Posted 14 February 2005 - 04:58 AM
Another thing leeds, I find pre-tied hooklengths too long for my preferences. I sometimes go as short as 4-6 inches whilst some of the pre-tied ones are well over 12 inches in length (some I have are nearly 2 feet!). Sometimes you will want to put some shot near the hook, but I don't like putting any shot on the hooklength at all. I don't want to risk a fish swimming around with anything
that could get snagged up if the hooklength breaks above the shot.

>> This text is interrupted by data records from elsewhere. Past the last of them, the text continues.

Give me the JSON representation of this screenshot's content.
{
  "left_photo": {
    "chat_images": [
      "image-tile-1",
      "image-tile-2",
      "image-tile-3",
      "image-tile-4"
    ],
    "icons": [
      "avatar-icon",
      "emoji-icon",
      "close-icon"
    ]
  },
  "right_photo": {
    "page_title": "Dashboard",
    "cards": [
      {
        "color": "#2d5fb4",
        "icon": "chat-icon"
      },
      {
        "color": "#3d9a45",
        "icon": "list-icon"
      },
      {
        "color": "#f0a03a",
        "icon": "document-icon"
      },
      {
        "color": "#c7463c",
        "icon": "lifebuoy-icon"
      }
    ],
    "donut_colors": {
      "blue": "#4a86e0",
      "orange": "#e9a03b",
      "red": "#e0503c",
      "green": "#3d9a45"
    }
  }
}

Using one of the hooktyers (either the Matchman [black] or the red one [Drennan?]) will mean the line is tied to the shaft of the hook instead of the eye, and if Rockling is right (and I have no reason to doubt him), presentation will be improved. In fact, I find the tyer so quick and easy to use that I tie all my hooks with it, eyed as well as spade-end.
Finally (for now )... When I tie my hooklengths I put each into a small re-sealable plastic bag with a piece of paper that only just fits inside. On one side I write down the size of hook; whether it is barbed, barbless or has the barb pinched down; the size of the hooklength; the strength and type of line and whether it is hair-rigged or not. Believe me it makes selecting the right one far easier when you are on the bank

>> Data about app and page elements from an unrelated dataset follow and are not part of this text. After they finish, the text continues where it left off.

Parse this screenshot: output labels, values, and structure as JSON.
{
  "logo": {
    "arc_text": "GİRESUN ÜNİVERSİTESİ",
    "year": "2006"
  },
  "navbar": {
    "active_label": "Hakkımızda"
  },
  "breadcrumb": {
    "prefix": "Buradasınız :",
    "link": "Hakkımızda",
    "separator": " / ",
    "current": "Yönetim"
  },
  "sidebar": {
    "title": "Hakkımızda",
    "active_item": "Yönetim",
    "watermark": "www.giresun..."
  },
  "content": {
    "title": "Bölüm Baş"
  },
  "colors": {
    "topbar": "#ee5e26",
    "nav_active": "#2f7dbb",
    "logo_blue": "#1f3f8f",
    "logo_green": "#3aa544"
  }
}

Species caught in 2013: Beech, Elder, Hawthorn, Oak, Right Earlobe, Scots Pine.
Species caught in 2012: Ash, Aspen, Beech, Big Nasty Stinging Nettle, Birch, Copper Beech, Grey Willow, Holly, Hazel, Oak, Wasp Nest (that was a really bad day), White Poplar.
Species caught in 2011: Black Thorn, Crab Apple, Elder, Fir, Hawthorn, Horse Chestnut, Oak, Passing Dog, Rowan, Sycamore, Willow.
Species caught in 2010: Ash, Beech, Birch, Elder, Elm, Gorse, Mullberry, Oak, Poplar, Rowan, Sloe, Willow, Yew.